Priorities & Norms
Jamie Vollmer wrote a book called Schools Cannot Do It Alone. A few community members may remember participating in a related book study with me a few years ago. One of the main premises of Vollmer’s book was understanding, respecting, and working on the valuable relationship that exists between communities and their schools. I believe strongly in this relationship and welcome any feedback about where you feel this relationship can continuously grow. There is a valuable a two-way communication stream that must be maintained between school and community in which we are in a constant cycle of listening and sharing. With this two-way flow of information in mind, it is important that school share openly with our community about our goals, what is working, and what we are continuing to work on to stretch ourselves. It means that we talk openly about all areas of school and take input from our community. We must continuously strive to be transparent about the care and upkeep of facilities, school finances, academic programming, and the focus of this update – the work we do together when we are not with students. We call this professional development, but what we mean is that we use this time to focus our energy on growing professionally for the benefit of our students and our profession.

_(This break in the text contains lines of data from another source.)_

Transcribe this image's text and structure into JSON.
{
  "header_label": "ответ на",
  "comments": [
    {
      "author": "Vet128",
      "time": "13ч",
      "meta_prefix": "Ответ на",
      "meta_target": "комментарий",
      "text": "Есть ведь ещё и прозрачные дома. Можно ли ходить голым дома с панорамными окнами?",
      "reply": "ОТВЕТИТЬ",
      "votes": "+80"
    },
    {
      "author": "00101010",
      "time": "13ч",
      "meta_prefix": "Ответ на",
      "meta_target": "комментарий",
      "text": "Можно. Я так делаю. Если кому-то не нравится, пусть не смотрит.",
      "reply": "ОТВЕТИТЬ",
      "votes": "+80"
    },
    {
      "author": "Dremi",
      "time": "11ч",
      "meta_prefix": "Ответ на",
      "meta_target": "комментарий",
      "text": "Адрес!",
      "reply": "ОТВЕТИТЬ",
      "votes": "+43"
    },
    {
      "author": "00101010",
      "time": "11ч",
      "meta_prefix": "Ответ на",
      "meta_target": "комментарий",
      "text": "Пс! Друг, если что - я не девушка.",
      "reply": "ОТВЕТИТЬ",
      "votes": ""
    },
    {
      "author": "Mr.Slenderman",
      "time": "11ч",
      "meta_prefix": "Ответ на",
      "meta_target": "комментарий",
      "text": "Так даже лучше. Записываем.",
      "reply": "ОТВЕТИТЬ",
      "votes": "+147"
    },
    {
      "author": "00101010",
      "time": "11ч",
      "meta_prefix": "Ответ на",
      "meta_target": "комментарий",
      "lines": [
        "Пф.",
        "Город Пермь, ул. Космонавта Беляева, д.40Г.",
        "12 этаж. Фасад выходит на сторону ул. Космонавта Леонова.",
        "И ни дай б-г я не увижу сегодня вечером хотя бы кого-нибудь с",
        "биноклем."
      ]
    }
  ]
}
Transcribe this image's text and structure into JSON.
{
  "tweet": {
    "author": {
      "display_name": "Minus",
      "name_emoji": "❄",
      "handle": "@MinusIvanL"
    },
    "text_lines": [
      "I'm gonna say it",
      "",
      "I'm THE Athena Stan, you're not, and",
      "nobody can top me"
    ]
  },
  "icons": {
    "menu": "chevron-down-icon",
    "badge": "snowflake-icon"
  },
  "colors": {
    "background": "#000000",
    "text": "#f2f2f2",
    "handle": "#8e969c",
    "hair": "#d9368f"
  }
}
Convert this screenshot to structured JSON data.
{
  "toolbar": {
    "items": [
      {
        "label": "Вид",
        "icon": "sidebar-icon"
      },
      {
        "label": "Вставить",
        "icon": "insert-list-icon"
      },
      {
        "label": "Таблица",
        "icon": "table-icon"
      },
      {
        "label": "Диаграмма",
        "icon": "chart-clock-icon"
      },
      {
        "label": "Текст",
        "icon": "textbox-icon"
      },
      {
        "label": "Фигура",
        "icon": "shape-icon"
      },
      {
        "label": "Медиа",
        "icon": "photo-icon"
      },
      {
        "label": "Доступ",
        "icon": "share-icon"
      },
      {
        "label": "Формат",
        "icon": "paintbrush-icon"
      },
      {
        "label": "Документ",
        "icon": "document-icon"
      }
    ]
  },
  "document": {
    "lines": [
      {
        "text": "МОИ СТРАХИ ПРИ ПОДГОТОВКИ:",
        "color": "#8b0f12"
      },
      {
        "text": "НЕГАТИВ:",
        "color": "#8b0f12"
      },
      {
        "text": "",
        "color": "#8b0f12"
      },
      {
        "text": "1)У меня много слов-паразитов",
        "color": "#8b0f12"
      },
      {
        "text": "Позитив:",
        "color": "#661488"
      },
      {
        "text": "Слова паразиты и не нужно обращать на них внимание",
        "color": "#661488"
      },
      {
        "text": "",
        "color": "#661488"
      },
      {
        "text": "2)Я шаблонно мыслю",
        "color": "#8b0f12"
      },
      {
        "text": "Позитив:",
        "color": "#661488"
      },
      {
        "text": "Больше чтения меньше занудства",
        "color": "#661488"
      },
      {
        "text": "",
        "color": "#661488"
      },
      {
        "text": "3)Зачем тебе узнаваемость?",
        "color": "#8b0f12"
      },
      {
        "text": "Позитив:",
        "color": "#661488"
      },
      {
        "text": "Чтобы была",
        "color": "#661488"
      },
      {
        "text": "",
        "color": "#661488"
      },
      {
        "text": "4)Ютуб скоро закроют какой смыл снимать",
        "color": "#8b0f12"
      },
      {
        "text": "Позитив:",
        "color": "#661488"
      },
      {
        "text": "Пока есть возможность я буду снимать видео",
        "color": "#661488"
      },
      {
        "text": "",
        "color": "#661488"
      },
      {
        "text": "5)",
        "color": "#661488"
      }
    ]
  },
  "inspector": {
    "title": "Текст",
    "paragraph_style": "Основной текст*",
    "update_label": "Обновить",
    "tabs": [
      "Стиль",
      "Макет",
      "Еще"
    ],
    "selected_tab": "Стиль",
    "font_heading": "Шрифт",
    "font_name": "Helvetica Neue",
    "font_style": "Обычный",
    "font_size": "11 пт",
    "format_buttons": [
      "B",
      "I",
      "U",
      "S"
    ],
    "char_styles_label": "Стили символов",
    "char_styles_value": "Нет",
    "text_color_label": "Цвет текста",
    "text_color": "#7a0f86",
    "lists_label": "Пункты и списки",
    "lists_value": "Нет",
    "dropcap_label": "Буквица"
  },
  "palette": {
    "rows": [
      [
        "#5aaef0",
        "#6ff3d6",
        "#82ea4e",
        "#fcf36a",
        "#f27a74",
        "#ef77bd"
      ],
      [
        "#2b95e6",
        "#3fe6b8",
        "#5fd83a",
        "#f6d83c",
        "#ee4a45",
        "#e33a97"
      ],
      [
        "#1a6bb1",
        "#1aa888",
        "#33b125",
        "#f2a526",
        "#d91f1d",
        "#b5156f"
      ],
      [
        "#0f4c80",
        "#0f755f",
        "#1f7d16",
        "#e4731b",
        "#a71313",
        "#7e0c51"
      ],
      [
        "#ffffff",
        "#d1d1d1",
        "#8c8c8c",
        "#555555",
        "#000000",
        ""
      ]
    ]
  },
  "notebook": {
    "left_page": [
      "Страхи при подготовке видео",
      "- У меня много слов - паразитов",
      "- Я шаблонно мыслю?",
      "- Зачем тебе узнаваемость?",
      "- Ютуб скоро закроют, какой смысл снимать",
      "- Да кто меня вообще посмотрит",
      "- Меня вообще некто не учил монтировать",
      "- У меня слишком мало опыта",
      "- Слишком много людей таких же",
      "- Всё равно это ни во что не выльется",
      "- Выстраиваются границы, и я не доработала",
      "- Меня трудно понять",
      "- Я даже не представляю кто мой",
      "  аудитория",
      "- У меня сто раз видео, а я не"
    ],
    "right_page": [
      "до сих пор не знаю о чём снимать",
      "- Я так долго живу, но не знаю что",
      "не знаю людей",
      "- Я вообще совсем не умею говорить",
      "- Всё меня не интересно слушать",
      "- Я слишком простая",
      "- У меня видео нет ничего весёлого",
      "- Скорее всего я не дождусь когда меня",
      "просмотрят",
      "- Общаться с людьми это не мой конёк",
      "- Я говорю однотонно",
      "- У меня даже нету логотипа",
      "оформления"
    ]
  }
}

During professional development, we worked toward clear and aligned plans. With clarity and alignment, we increase our success rate. We strive to be focused during the valuable time we have together by establishing priorities and setting norms for our professional behaviors. We believe so much in the power of identifying priorities and holding ourselves to the prioritized work, that this year we asked our school board to support our work by making the priorities part of the district goals. The point is to be clear with ourselves about the work to be done and to be transparent with our community about what we are investing precious time in when we dismiss students early each Wednesday.
Our priorities for the 2015-2016 school year are:
- Clarity around what we want all students to learn and what each student should know and be able to do as a result of each unit, grade level, and/or course
- Utilize building level and individual action plans with predetermined checkpoints for District Student Achievement Goals
- Relevant, ongoing learning that is innovative, collaborative, and connected to the surrounding world through any and all life experiences
- Ensure that students know we care that they are healthy, safe, engaged, supported, and challenged people
To achieve these priories, the board set these goals:
Annual Goal 2.1 To create clarity around what we want all students to learn and what each student should know and be able to do as a result of each unit, grade level, and/or course, this year, all content areas will complete a clear articulation of essential standards by grade levels or course.
Annual Goal 2.2 In order to fully support building level and individual action plans that include predetermined checkpoints for District Student Achievement Goals, we will write individual career development plans focused on teacher learning and individual professional growth that include clear linkage to and individual ownership of district student achievement goals.
Annual Goal 2.3 Each building will write a SMART goal to address the priority placed upon relevant, ongoing learning that is innovative, collaborative, and connected to the surrounding world through any and all life experiences.
Annual Goal 2.4 Each building will write a SMART goal to address the priority of ensuring that students know we care that they are healthy, safe, engaged, supported, and challenged people.
To do this work together, we hold ourselves to specific norms. We say that: to be our best in our work together…
- We will resist admiring problems and engage in resolutions.
- We will encourage the asking and raising of tough questions.
- We will take responsibility for identifying what is troubling us and for sharing it with the appropriate person.
- We will respond to criticism with curiosity.
- We will listen for the quiet voice, reach out to those who don’t speak quickly in groups, and monitor our personal airtime.
We tell our community these things as partners. We of course ask for your support, but this means that we also ask you to ask us questions, expect us to give you updates, and challenge our thinking. Because as Jamie Vollmer wrote, schools cannot do it alone.